Exercise description » Filter the entries below, keeping only lines with the word "name".

Supplied data below:

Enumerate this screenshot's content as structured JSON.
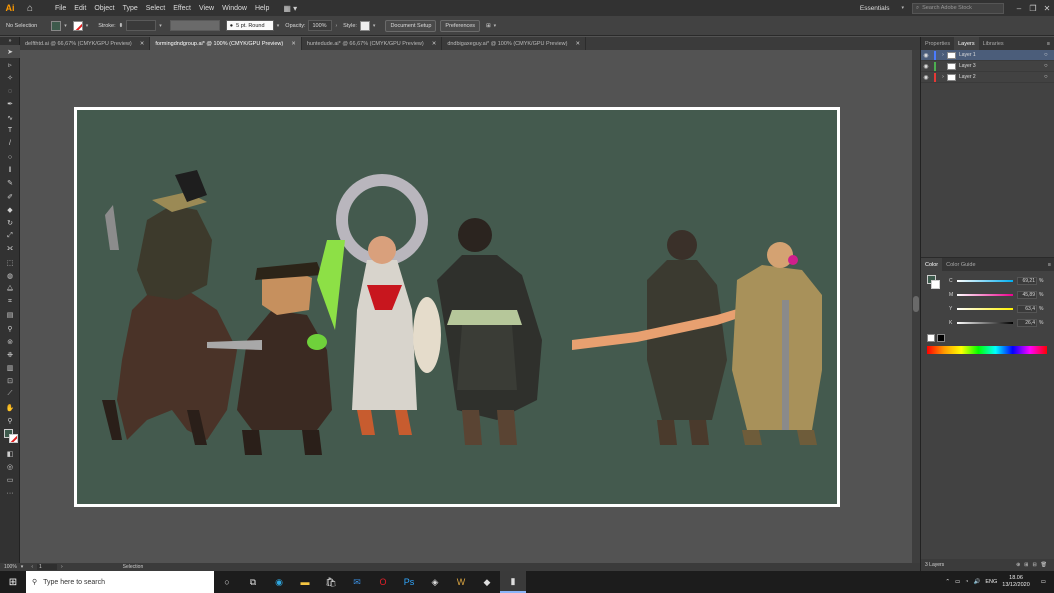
{
  "app": {
    "logo": "Ai",
    "menu": [
      "File",
      "Edit",
      "Object",
      "Type",
      "Select",
      "Effect",
      "View",
      "Window",
      "Help"
    ],
    "workspace": "Essentials",
    "search_placeholder": "Search Adobe Stock"
  },
  "control_bar": {
    "selection": "No Selection",
    "stroke_label": "Stroke:",
    "brush": "5 pt. Round",
    "opacity_label": "Opacity:",
    "opacity_value": "100%",
    "style_label": "Style:",
    "document_setup": "Document Setup",
    "preferences": "Preferences"
  },
  "tabs": [
    {
      "label": "delfthtd.ai @ 66,67% (CMYK/GPU Preview)",
      "active": false
    },
    {
      "label": "formingdndgroup.ai* @ 100% (CMYK/GPU Preview)",
      "active": true
    },
    {
      "label": "huntedude.ai* @ 66,67% (CMYK/GPU Preview)",
      "active": false
    },
    {
      "label": "dndbigaxeguy.ai* @ 100% (CMYK/GPU Preview)",
      "active": false
    }
  ],
  "tools": [
    "selection-tool",
    "direct-selection-tool",
    "magic-wand-tool",
    "lasso-tool",
    "pen-tool",
    "curvature-tool",
    "type-tool",
    "line-tool",
    "ellipse-tool",
    "paintbrush-tool",
    "pencil-tool",
    "shaper-tool",
    "eraser-tool",
    "rotate-tool",
    "scale-tool",
    "width-tool",
    "free-transform-tool",
    "shape-builder-tool",
    "perspective-grid-tool",
    "mesh-tool",
    "gradient-tool",
    "eyedropper-tool",
    "blend-tool",
    "symbol-sprayer-tool",
    "column-graph-tool",
    "artboard-tool",
    "slice-tool",
    "hand-tool",
    "zoom-tool"
  ],
  "canvas": {
    "background_color": "#445a4e"
  },
  "status": {
    "zoom": "100%",
    "artboard": "1",
    "tool": "Selection"
  },
  "panels": {
    "tabs": [
      "Properties",
      "Layers",
      "Libraries"
    ],
    "active_tab": "Layers",
    "layers": [
      {
        "name": "Layer 1",
        "color": "#4a7bff",
        "selected": true
      },
      {
        "name": "Layer 3",
        "color": "#4caf50",
        "selected": false
      },
      {
        "name": "Layer 2",
        "color": "#e53935",
        "selected": false
      }
    ],
    "layers_count": "3 Layers",
    "color_tabs": [
      "Color",
      "Color Guide"
    ],
    "cmyk": [
      {
        "channel": "C",
        "value": "69,21",
        "unit": "%"
      },
      {
        "channel": "M",
        "value": "45,89",
        "unit": "%"
      },
      {
        "channel": "Y",
        "value": "63,4",
        "unit": "%"
      },
      {
        "channel": "K",
        "value": "26,4",
        "unit": "%"
      }
    ]
  },
  "taskbar": {
    "search_placeholder": "Type here to search",
    "language": "ENG",
    "time": "18.06",
    "date": "13/12/2020"
  }
}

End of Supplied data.

The answer »
        "name": "Layer 1",
        "name": "Layer 3",
        "name": "Layer 2",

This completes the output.